The death rate went from 2.75 per 100,000 to 2.10 per 100,000 over that time span.
Brain cancer was the most common type of cancer that caused death in this age group in 2021. It had a death rate 23% higher than for leukemia and more than twice the death rate for bone and cartilage cancer.
Before 2001, leukemia was the deadliest form of cancer for that age group. Leukemia death rates for young people dropped 47% from 2001 to 2021.
Stephen Skapek, MD, medical director of the Gill Center for Cancer and Blood Disorders at Children’s Health, told NBC News that advancements in immunotherapy treatments could explain the drop in leukemia deaths.
But the declines did not happen among all age and demographic groups. Only children up to age 9 saw “significant” declines from 2011 to 2021, and only White children saw big declines in the death rate after 2011, the CDC said.
The 2021 death rate for cancer was 2.38 per 100,000 for Black youths, 2.36 for Hispanic youths, and 1.99 for White youths, the CDC said.
“You can have the most sophisticated scientific advances, but if we can’t deliver them into every community in the same way, then we have not met our goal as a nation,” Sharon Castellino, MD, a pediatric cancer specialist at Emory University’s Winship Cancer Institute in Atlanta, told The Associated Press. She was not involved in the report.
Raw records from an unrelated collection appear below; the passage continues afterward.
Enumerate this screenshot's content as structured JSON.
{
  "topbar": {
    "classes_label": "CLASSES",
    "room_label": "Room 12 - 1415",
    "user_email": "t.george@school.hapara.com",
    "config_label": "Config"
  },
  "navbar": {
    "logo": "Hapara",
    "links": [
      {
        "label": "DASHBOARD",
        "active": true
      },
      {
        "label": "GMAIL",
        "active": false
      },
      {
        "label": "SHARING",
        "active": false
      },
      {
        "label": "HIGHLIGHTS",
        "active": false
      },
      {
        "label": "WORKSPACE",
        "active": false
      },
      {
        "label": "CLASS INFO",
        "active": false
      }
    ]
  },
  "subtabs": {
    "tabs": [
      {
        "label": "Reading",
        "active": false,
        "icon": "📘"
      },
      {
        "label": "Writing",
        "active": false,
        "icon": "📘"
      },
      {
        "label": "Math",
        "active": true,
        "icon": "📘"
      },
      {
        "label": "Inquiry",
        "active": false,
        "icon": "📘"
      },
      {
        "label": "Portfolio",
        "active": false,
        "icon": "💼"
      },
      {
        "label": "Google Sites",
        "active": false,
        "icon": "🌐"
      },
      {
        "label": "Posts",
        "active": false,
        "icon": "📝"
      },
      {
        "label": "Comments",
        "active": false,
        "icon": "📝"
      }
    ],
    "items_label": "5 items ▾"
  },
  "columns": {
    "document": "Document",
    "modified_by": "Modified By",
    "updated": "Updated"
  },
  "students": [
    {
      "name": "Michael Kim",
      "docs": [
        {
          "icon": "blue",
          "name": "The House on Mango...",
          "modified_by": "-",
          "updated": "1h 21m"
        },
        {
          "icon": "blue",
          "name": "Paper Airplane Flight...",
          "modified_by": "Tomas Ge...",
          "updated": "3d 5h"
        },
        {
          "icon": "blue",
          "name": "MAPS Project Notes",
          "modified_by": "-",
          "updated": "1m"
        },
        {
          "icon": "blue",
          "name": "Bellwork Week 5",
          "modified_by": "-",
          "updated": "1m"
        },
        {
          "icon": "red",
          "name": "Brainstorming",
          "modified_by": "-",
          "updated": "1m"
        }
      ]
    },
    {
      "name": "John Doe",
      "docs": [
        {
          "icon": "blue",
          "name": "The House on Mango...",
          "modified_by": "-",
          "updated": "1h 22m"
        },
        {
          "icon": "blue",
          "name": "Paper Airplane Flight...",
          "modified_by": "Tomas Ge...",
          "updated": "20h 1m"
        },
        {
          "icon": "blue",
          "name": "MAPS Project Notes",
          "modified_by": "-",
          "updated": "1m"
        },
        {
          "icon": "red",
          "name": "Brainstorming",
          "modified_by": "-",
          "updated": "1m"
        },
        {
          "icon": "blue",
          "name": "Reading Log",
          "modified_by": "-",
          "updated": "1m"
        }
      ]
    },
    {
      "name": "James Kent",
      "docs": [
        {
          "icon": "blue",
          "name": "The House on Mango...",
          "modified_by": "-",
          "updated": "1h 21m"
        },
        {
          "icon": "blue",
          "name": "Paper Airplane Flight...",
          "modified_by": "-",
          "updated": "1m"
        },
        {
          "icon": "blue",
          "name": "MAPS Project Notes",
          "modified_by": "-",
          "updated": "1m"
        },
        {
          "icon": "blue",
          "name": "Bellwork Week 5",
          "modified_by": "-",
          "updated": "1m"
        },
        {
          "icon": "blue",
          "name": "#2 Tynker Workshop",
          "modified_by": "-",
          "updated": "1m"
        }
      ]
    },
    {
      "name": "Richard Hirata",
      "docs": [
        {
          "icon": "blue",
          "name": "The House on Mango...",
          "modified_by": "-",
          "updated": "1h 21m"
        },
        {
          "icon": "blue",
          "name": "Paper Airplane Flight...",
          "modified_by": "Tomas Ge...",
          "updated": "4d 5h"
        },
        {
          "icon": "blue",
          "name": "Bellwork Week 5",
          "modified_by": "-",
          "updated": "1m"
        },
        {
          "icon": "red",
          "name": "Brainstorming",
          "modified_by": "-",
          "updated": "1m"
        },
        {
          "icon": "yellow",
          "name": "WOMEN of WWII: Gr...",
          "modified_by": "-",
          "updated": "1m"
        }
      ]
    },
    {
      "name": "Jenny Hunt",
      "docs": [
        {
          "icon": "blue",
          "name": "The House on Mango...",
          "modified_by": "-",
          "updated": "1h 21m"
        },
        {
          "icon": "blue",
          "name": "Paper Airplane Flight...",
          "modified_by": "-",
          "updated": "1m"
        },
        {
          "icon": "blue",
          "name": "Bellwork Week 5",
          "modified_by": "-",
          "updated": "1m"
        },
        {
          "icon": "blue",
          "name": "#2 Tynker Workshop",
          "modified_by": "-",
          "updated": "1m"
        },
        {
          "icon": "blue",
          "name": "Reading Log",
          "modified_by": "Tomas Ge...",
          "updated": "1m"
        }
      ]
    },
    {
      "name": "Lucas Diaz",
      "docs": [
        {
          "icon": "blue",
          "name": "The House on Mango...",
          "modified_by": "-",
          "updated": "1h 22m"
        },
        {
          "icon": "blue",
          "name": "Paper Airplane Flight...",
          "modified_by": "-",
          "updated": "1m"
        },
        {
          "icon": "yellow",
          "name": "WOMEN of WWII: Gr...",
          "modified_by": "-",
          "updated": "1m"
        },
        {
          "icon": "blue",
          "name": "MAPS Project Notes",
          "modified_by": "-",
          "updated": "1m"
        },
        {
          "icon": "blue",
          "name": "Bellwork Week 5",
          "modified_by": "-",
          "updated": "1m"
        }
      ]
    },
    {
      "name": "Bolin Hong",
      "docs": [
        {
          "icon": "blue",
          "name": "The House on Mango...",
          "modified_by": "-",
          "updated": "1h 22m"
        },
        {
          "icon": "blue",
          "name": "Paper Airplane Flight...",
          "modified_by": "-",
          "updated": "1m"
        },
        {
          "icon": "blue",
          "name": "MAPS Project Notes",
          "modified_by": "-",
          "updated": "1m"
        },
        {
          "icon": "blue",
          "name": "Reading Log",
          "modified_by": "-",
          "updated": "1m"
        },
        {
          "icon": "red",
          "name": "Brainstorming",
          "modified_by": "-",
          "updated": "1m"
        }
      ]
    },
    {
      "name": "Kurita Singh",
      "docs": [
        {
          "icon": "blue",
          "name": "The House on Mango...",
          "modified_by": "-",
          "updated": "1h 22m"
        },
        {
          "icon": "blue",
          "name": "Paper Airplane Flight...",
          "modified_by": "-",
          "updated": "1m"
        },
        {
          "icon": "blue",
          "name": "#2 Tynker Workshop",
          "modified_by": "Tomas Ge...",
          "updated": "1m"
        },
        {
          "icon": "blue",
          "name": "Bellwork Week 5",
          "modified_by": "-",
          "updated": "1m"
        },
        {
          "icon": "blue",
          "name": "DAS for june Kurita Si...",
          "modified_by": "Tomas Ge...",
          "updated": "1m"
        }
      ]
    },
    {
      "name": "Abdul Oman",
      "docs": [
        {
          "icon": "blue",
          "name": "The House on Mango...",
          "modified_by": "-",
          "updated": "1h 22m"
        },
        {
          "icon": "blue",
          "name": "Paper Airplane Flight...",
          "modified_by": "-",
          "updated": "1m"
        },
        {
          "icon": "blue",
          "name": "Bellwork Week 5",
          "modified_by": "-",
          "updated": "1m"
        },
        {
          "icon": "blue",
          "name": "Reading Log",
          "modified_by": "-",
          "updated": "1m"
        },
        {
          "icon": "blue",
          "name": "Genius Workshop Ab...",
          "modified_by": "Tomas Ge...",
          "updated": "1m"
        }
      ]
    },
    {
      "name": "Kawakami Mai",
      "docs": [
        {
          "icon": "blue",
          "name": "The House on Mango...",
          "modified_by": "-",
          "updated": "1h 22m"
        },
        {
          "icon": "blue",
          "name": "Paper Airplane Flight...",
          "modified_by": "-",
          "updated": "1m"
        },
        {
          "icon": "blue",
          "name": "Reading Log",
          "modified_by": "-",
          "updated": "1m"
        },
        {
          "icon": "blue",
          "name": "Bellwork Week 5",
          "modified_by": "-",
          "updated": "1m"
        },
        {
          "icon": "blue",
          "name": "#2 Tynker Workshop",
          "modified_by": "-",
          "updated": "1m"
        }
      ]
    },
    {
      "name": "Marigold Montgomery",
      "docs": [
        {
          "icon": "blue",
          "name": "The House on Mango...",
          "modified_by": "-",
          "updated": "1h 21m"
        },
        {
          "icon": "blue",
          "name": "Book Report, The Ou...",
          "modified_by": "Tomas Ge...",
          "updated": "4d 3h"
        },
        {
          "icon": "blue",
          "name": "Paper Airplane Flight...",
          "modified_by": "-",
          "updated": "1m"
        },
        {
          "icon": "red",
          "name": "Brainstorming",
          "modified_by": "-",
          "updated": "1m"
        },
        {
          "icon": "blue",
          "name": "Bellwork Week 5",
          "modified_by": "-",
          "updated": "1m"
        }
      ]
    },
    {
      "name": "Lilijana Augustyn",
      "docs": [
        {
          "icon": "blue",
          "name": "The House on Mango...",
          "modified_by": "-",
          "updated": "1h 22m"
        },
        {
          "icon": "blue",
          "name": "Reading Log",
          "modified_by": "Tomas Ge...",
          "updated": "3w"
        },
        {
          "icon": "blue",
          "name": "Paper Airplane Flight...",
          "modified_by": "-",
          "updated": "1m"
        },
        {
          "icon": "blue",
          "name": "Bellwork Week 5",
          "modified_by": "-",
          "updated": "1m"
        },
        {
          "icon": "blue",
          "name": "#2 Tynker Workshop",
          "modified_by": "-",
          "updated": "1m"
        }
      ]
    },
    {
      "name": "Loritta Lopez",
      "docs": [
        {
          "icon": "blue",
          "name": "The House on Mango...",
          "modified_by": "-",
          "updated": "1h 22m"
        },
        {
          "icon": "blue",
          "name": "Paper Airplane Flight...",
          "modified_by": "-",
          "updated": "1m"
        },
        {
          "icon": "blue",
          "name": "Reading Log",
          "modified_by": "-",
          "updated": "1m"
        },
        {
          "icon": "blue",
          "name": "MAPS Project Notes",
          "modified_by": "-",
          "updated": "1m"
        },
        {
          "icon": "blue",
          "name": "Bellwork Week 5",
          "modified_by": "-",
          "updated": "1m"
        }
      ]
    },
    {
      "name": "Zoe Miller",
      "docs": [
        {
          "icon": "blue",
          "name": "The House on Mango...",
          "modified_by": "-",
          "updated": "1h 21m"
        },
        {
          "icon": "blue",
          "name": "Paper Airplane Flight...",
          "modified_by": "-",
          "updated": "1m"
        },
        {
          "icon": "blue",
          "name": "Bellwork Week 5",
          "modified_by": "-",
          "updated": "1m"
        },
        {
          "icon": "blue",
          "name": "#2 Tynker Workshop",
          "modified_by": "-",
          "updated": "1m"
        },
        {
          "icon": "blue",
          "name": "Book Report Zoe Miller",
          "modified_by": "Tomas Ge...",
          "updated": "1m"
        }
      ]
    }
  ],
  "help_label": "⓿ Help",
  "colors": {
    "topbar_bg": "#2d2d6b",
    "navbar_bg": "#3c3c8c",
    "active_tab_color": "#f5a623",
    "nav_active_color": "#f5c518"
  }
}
The report is based on data from the National Vital Statistics System, which tracks death certificate information from across the United States.
CDC: “Declines in Cancer Death Rates Among Youth: United States, 2001-2021”
NBC News: “Child and teen cancer deaths fell 24% in the last 2 decades, CDC says.”
AP: “Progress in childhood cancer has stalled for Blacks and Hispanics, report says.”